- [Aim of the task] Every entry, from first to last, must be written out exactly.

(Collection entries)

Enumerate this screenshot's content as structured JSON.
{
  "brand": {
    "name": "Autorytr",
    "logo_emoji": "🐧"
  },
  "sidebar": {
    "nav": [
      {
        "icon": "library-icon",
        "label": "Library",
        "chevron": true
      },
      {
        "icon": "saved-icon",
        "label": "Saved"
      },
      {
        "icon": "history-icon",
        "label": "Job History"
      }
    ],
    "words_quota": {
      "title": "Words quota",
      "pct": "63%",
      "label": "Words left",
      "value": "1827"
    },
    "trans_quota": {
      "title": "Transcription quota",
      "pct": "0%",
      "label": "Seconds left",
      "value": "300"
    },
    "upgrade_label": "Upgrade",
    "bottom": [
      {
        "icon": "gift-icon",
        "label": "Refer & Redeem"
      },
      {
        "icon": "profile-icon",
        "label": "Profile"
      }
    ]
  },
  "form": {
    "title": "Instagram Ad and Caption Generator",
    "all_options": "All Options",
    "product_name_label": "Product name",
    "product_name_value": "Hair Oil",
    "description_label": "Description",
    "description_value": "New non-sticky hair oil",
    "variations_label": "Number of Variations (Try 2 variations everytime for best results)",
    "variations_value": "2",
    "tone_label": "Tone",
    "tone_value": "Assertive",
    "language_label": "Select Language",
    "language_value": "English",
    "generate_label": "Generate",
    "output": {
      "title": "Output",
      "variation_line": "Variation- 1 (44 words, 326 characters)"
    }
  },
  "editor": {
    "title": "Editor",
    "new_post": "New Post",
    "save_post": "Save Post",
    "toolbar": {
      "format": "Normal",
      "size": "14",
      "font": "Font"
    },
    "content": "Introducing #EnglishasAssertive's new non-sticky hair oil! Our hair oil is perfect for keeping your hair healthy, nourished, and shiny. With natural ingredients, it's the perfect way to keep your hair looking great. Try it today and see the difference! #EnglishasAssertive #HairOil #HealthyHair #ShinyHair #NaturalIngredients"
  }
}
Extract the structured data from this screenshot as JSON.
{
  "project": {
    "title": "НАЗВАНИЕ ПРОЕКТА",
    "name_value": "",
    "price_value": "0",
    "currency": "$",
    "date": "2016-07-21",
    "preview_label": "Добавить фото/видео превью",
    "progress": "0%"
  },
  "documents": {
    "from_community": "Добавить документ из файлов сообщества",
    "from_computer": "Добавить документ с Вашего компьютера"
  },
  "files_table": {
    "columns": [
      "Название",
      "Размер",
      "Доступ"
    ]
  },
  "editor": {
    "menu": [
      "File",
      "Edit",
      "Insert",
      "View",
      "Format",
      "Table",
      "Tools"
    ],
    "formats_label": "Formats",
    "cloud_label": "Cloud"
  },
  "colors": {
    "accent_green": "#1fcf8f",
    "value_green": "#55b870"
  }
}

- [Answer to the problem]
Enumerate this screenshot's content as structured JSON.
{
  "brand": {
    "name": "Autorytr",
    "logo_emoji": "🐧"
  },
  "sidebar": {
    "nav": [
      {
        "icon": "library-icon",
        "label": "Library",
        "chevron": true
      },
      {
        "icon": "saved-icon",
        "label": "Saved"
      },
      {
        "icon": "history-icon",
        "label": "Job History"
      }
    ],
    "words_quota": {
      "title": "Words quota",
      "pct": "63%",
      "label": "Words left",
      "value": "1827"
    },
    "trans_quota": {
      "title": "Transcription quota",
      "pct": "0%",
      "label": "Seconds left",
      "value": "300"
    },
    "upgrade_label": "Upgrade",
    "bottom": [
      {
        "icon": "gift-icon",
        "label": "Refer & Redeem"
      },
      {
        "icon": "profile-icon",
        "label": "Profile"
      }
    ]
  },
  "form": {
    "title": "Instagram Ad and Caption Generator",
    "all_options": "All Options",
    "product_name_label": "Product name",
    "product_name_value": "Hair Oil",
    "description_label": "Description",
    "description_value": "New non-sticky hair oil",
    "variations_label": "Number of Variations (Try 2 variations everytime for best results)",
    "variations_value": "2",
    "tone_label": "Tone",
    "tone_value": "Assertive",
    "language_label": "Select Language",
    "language_value": "English",
    "generate_label": "Generate",
    "output": {
      "title": "Output",
      "variation_line": "Variation- 1 (44 words, 326 characters)"
    }
  },
  "editor": {
    "title": "Editor",
    "new_post": "New Post",
    "save_post": "Save Post",
    "toolbar": {
      "format": "Normal",
      "size": "14",
      "font": "Font"
    },
    "content": "Introducing #EnglishasAssertive's new non-sticky hair oil! Our hair oil is perfect for keeping your hair healthy, nourished, and shiny. With natural ingredients, it's the perfect way to keep your hair looking great. Try it today and see the difference! #EnglishasAssertive #HairOil #HealthyHair #ShinyHair #NaturalIngredients"
  }
}
Extract the structured data from this screenshot as JSON.
{
  "project": {
    "title": "НАЗВАНИЕ ПРОЕКТА",
    "name_value": "",
    "price_value": "0",
    "currency": "$",
    "date": "2016-07-21",
    "preview_label": "Добавить фото/видео превью",
    "progress": "0%"
  },
  "documents": {
    "from_community": "Добавить документ из файлов сообщества",
    "from_computer": "Добавить документ с Вашего компьютера"
  },
  "files_table": {
    "columns": [
      "Название",
      "Размер",
      "Доступ"
    ]
  },
  "editor": {
    "menu": [
      "File",
      "Edit",
      "Insert",
      "View",
      "Format",
      "Table",
      "Tools"
    ],
    "formats_label": "Formats",
    "cloud_label": "Cloud"
  },
  "colors": {
    "accent_green": "#1fcf8f",
    "value_green": "#55b870"
  }
}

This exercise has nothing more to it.